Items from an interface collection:
■ ■ ■ ■ ■ ■ ■
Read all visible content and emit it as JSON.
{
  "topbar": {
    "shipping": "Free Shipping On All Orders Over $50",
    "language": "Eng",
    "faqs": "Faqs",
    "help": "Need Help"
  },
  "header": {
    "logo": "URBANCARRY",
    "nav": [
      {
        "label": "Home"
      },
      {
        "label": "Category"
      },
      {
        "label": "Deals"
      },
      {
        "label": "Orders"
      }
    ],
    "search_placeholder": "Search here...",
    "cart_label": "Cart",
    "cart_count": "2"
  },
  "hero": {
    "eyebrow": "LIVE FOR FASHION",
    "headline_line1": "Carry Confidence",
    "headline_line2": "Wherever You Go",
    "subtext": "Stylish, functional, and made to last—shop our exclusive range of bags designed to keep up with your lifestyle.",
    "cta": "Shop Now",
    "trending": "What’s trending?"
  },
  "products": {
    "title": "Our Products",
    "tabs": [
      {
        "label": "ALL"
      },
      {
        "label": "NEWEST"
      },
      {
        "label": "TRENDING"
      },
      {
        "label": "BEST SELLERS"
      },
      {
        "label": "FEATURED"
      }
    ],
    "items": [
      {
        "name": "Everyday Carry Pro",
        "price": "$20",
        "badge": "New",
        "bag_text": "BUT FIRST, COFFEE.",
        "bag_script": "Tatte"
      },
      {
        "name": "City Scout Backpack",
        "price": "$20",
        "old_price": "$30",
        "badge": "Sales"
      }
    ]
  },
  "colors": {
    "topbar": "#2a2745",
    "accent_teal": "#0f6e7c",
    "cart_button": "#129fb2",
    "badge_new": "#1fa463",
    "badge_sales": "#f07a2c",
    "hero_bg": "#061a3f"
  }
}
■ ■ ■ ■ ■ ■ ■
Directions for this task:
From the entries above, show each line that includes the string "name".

Task answer:
        "name": "Everyday Carry Pro",
        "name": "City Scout Backpack",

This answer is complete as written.